“Studies in rats have shown possible benefits, but most of the studies involving humans are poorly done or biased because they use self-reported surveys,” she says.
What’s most concerning to Dr. Goje and other health professionals, though, is the risk of infection that comes with consuming placenta that isn’t properly prepared.
There are a number of companies that will, for a cost, dehydrate a woman’s afterbirth and process it into pills that she takes like a supplement over the course of a few weeks.
The red flag here, Dr. Goje explains, is that this process isn’t regulated by the Food and Drug Administration. And if there aren’t regulations around how the placenta should be processed, there’s no guarantee that it’s being heated at the appropriate temperature and length of time needed to destroy any infectious bacteria and viruses it might contain.
“Inadequate handling and preparation of this placenta may not eradicate pathogens,” she notes. Those pathogens pose a risk not only to moms but to breastfeeding babies.
A case study published by The Centers for Disease Control and Prevention in 2016 described how one infant was hospitalized for late-onset group B strep infection — a potentially serious infection in newborns — that was linked to bacteria found in the mother’s placenta pills.
Dr. Goje notes that blending raw placenta into a smoothie or cooking it into a meal doesn’t eliminate this concern either.
“How do you know that you’ve eradicated any infection?” she reiterates.
If you’re an expectant mom who plans to eat your placenta, Dr. Goje recommending talking with your healthcare provider about the potential risks.

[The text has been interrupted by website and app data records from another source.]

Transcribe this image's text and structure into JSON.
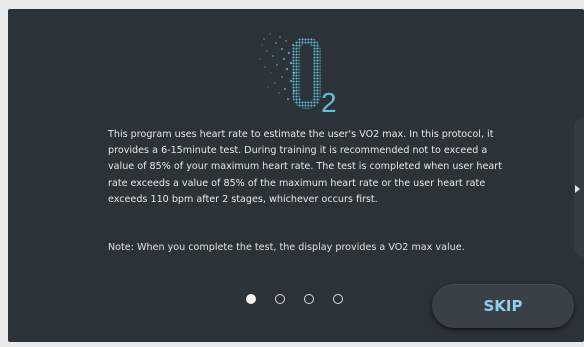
{
  "title": {
    "main": "O",
    "subscript": "2"
  },
  "description": "This program uses heart rate to estimate the user's VO2 max. In this protocol, it provides a 6-15minute test. During training it is recommended not to exceed a value of 85% of your maximum heart rate. The test is completed when user heart rate exceeds a value of 85% of the maximum heart rate or the user heart rate exceeds 110 bpm after 2 stages, whichever occurs first.",
  "note": "Note: When you complete the test, the display provides a VO2 max value.",
  "pagination": {
    "total": 4,
    "current": 1
  },
  "skip_label": "SKIP",
  "colors": {
    "background": "#2b3238",
    "accent": "#62c2d4",
    "text": "#e6e9ea",
    "button_text": "#8fd0ee"
  },
  "icons": {
    "next": "chevron-right-icon"
  }
}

“For people who might be doing this, they have to be aware that they can infect themselves or their baby,” she says.